Wealth managers provide comprehensive financial advice to help their clients grow and protect their assets. This advice goes beyond simply advising on a client's investments or designing a financial plan for them.
Wealth managersgenerally work with clients with a higher net worth than a financial planner might have.
Wealth Managementis an investment advisory service that combines other financial services to address the needs of wealthy clients.
Through a consultation process, the advisor obtains information about the client's wishes and the specific situation, and then designs a personalized strategy that uses a range of financial products and services. A wealth manager is a subset of financial advisors that primarily offers wealth management services to high- and ultra-high-net-worth clients. However, the role of a wealth manager is much more comprehensive than offering investment advice. They focus on a comprehensive set of services that spans all parts of a person's financial life.
This may include investment management and financial planning, as well as accounting and tax services, retirement planning and estate planning. SmartAsset's free tool can help you find a financial advisor serving your area. Wealth management is a type of financial advisory service for accredited investors and others with high net worth. Wealth managers provide advice on investments, estate planning, taxes, and anything else that can help increase a client's wealth.
Private Wealth Management (PWM) involves asset management of high net worth individuals (HNWI) or accredited investors.

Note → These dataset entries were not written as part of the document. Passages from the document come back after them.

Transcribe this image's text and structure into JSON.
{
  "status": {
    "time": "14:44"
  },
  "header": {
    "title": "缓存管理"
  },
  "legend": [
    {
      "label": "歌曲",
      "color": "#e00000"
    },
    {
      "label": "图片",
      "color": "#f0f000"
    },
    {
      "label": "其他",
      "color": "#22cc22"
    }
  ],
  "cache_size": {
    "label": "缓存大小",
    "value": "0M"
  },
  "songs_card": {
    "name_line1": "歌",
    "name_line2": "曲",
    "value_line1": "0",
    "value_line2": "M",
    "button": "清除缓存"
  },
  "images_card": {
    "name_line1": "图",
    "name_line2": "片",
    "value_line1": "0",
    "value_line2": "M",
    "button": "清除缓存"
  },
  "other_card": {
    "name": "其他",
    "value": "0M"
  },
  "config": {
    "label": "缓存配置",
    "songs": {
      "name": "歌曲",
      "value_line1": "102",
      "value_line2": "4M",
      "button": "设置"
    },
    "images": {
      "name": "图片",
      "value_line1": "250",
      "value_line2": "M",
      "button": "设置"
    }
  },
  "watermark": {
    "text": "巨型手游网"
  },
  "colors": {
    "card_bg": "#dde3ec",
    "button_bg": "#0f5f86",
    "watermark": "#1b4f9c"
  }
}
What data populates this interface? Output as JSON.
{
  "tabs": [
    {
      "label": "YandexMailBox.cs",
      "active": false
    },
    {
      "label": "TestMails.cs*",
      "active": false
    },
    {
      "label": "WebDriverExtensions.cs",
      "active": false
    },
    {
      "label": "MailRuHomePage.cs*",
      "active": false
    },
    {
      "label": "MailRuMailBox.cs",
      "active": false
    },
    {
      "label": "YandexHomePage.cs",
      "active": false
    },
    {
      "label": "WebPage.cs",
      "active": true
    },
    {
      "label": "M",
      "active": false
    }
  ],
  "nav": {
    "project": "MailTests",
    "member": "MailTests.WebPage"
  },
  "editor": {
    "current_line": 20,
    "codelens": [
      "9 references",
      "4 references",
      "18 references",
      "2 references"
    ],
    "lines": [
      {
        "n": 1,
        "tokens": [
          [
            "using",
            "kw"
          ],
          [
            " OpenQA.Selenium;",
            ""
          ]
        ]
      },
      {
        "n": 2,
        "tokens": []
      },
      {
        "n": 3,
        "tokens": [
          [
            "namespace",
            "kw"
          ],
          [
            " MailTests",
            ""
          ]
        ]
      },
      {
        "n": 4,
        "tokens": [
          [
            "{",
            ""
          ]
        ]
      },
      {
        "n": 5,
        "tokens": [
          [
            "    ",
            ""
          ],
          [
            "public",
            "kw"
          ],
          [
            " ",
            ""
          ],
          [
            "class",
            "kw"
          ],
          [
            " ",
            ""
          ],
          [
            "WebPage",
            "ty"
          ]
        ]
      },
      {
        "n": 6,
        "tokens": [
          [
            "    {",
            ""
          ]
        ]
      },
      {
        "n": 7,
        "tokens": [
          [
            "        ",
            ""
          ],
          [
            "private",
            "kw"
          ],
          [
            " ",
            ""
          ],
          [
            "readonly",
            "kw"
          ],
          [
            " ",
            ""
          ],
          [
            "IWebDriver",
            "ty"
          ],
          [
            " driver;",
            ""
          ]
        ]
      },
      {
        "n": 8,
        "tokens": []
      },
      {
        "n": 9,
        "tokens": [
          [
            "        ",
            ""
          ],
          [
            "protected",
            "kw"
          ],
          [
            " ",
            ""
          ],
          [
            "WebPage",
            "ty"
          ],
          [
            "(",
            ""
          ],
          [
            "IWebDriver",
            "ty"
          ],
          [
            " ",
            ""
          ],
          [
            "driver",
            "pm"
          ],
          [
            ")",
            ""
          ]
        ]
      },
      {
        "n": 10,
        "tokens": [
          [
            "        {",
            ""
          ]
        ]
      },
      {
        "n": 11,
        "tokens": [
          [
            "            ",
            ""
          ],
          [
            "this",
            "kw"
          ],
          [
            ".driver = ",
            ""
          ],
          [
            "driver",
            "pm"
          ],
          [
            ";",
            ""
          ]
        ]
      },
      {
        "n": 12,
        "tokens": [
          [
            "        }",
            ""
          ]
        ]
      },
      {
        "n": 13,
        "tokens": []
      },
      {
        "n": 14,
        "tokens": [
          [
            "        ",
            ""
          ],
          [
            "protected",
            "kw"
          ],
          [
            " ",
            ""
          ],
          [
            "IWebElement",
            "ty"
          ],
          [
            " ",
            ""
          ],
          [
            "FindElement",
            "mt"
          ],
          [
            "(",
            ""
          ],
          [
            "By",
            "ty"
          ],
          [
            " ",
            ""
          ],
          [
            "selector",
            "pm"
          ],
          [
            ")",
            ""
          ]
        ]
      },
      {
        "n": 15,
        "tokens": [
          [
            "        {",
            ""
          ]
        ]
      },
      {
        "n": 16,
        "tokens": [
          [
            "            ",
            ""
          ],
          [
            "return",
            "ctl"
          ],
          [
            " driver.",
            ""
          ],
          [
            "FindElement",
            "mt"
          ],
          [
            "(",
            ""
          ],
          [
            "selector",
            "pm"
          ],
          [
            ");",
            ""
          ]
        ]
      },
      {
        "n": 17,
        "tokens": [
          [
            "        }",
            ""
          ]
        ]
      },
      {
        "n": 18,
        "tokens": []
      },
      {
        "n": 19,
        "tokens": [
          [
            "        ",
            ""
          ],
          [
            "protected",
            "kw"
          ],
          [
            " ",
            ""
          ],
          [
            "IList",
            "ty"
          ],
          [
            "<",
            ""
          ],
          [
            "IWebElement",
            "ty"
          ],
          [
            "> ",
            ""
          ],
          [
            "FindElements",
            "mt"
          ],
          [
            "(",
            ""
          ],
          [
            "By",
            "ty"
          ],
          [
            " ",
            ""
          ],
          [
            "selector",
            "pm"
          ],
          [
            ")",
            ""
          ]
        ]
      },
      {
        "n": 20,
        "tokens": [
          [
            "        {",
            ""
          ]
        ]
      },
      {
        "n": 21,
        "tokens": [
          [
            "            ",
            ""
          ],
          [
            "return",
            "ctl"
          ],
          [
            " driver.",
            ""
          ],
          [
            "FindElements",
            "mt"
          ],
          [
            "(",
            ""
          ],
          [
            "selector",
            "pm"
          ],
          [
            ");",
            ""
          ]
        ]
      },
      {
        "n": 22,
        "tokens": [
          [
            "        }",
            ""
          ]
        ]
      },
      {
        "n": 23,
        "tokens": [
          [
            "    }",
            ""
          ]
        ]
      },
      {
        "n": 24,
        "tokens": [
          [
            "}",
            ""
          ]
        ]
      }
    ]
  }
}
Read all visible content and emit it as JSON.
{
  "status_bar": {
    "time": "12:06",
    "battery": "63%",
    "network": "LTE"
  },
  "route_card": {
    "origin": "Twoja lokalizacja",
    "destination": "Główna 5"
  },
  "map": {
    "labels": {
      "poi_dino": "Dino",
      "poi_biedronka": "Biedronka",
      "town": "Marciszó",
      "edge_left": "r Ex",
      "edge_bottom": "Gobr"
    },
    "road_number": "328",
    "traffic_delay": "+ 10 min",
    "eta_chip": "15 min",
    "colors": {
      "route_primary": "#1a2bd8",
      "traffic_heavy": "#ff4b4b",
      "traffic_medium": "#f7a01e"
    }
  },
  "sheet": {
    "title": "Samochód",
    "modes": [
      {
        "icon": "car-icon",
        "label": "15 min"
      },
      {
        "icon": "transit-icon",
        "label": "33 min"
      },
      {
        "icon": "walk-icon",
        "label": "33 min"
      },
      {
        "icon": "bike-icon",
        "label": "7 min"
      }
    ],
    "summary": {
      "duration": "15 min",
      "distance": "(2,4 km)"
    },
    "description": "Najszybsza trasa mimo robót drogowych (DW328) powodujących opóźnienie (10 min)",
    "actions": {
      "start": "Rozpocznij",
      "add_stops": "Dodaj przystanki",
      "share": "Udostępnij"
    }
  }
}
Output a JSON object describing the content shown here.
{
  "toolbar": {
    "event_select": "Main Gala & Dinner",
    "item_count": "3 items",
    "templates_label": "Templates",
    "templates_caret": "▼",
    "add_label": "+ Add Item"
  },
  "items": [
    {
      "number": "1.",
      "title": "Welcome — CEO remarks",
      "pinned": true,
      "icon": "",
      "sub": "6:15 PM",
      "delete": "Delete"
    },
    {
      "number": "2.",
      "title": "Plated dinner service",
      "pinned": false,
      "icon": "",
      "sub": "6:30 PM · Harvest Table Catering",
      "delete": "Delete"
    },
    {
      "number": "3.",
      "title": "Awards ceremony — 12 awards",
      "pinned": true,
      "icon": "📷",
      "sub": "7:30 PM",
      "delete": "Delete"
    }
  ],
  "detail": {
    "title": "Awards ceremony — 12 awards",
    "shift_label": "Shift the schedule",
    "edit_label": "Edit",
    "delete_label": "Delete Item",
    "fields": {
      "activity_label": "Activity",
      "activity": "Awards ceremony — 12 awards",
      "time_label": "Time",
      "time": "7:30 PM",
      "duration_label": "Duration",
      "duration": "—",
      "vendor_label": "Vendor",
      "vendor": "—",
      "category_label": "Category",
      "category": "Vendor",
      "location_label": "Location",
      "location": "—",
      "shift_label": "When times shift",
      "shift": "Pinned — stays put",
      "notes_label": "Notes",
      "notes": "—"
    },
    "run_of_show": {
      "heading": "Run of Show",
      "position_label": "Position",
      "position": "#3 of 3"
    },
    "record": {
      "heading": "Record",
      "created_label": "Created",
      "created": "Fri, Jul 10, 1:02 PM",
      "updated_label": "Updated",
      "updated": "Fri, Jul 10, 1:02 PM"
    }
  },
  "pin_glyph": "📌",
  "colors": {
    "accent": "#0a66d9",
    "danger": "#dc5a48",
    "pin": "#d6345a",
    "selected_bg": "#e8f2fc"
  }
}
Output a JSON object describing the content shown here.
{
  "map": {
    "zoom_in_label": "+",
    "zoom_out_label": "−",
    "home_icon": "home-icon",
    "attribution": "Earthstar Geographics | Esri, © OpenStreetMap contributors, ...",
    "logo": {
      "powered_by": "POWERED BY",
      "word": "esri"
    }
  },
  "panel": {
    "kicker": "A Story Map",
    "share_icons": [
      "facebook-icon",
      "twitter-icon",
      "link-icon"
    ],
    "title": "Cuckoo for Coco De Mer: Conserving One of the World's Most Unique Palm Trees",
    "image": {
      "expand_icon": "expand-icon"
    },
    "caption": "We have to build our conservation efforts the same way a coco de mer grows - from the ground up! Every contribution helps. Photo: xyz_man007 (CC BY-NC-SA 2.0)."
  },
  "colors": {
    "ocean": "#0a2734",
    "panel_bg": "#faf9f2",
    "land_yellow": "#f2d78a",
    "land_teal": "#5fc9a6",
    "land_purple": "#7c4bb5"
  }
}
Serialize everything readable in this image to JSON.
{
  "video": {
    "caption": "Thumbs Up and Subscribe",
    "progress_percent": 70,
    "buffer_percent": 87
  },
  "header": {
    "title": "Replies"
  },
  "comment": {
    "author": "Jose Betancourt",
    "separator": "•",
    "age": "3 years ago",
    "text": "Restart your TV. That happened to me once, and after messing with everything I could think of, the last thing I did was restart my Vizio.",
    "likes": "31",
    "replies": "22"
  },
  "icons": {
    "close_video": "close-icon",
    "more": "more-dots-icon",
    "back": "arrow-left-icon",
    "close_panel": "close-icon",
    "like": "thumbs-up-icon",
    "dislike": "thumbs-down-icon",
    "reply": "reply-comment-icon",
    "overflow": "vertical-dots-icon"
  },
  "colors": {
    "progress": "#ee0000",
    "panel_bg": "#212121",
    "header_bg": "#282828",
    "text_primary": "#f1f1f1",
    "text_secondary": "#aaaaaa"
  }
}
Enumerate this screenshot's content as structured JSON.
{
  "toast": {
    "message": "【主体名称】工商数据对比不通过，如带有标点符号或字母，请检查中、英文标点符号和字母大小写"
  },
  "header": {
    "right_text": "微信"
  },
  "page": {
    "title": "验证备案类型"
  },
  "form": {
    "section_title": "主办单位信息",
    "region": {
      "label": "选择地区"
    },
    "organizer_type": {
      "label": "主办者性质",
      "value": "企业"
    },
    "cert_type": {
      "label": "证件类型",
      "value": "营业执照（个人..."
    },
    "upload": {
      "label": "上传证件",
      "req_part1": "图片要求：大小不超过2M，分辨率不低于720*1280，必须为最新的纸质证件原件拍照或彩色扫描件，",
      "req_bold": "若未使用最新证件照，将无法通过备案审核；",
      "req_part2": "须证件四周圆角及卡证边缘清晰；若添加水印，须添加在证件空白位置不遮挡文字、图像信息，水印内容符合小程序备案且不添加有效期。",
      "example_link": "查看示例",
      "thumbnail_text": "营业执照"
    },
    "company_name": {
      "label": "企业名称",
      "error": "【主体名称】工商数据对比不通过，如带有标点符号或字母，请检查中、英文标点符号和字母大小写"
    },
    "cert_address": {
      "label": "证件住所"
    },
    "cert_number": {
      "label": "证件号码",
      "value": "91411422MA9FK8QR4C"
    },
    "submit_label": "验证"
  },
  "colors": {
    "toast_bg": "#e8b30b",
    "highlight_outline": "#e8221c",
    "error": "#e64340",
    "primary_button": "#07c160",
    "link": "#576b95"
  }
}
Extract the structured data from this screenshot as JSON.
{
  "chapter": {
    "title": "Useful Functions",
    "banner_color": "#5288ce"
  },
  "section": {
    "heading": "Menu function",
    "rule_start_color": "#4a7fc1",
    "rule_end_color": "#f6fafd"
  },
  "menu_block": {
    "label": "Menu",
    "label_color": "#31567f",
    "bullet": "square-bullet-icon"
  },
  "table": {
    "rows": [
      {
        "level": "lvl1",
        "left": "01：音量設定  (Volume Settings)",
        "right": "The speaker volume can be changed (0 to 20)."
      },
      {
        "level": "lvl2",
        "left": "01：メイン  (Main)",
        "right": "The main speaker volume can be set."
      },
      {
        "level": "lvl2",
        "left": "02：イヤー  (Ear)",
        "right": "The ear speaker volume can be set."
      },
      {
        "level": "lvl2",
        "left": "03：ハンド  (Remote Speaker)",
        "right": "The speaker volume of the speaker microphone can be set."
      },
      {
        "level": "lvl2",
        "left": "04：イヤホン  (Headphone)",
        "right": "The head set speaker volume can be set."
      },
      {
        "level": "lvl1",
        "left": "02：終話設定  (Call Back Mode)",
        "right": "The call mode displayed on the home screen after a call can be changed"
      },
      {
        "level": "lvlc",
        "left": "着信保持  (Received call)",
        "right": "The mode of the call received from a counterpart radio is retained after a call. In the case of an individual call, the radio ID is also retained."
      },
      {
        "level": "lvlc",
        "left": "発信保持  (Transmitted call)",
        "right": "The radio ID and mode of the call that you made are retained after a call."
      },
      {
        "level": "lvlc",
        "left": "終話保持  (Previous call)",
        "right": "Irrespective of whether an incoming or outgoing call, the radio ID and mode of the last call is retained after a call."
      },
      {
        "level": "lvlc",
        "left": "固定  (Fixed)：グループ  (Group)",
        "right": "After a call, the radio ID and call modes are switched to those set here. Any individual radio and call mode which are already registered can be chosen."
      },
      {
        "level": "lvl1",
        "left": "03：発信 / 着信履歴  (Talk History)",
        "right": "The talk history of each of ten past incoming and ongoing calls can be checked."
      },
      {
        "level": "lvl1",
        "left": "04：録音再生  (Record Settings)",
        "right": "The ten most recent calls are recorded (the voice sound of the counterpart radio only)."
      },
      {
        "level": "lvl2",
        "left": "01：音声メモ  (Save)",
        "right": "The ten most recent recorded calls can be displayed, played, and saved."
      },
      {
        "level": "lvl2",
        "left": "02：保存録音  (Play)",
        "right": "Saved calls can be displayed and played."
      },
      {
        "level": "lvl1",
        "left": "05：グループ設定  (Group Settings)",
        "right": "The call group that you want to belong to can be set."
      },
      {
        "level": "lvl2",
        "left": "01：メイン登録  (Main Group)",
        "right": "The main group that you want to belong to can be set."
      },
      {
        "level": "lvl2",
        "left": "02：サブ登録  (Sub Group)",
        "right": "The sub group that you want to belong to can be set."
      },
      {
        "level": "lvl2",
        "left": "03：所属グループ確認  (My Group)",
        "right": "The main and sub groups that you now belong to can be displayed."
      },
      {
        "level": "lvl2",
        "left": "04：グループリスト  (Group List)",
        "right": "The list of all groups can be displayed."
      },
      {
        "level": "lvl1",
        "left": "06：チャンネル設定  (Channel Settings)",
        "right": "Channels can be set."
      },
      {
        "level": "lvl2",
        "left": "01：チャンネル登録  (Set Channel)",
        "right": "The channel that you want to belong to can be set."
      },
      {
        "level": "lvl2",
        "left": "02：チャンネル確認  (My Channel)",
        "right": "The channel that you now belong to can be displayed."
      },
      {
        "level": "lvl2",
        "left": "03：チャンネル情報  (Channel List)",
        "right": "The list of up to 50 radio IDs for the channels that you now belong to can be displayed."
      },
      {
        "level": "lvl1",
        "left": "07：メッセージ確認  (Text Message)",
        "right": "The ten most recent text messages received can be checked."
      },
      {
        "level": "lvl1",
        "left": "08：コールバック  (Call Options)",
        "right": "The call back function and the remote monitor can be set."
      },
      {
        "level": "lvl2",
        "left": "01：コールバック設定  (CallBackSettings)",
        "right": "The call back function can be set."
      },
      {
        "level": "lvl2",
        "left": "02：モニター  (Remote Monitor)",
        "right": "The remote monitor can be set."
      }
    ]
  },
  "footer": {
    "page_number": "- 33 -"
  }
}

Private wealthmanagers create a close working relationship with wealthy clients to understand their financial needs and help create a portfolio that achieves the client's financial objectives. They offer a range of services, including portfolio management, portfolio management, career profile Portfolio management manages clients' investments and assets, including pension funds, banks, hedge funds, family offices. The portfolio manager is responsible for maintaining the right mix of assets and investment strategy that is tailored to the client's needs.
Salary, Skills, Estate Planning, Mortgage Planning, Asset Protection, Tax Management, Income Tax Accounting Income taxes and their accounting are a key area of corporate finance. There are several objectives in accounting for income taxes and optimizing the valuation of a company. Private wealth management services are provided by large corporate entities, independent financial advisors and portfolio managers who specialize in working with wealthy private clients. The rise of fintech, especially robo-advisors, has made technology increasingly important in the private wealth sector.
There are many roles in wealth management and counseling, but managing and leveraging customer relationships to identify and deliver business development opportunities are fundamental skills for all of them. A small difference in taxes can bring big differences in after-tax earnings, and a private wealth manager who understands tax regulations can help the client choose the most favorable tax mix. Wealth managers can access a large number of financial products and services that are not directly available to individuals. However, an expert wealth manager must understand how to position the estate so that the payment of taxes is as efficient as possible, so that the amount taxed is minimized.
Often, people with lower equity values choose to hire private wealth managers who work individually with them and are not part of a larger company. We'll explain how wealth managers justify your fees and how they help you, and we'll take you to a stage where you can decide if hiring one of your own is the right way to do it. Clients with an extremely high net worth may prefer to establish a family estate management office exclusively for them. If you're looking for someone to make decisions on your behalf, you're looking for a wealth manager.
It takes years of education and experience for a wealth manager to learn and understand financial markets and investment strategies. Most clients work with a single estate manager, who receives input from the client's lawyer, accountants, and insurance agents. Like investment advisors, a wealth manager can help clients select strategic investments for their portfolios within appropriate asset allocations. Importantly, every part of a client's financial landscape, be it tax planning or wills and probate, is coordinated to protect the client's assets.
The strategy employed by a wealth manager must match the individual investor's financial and risk tolerance objectives. Since wealth management tends to focus on long-term returns, it rarely involves regular trading, resulting in additional costs in the form of transaction fees and the difference between buying and selling prices (the spread). . .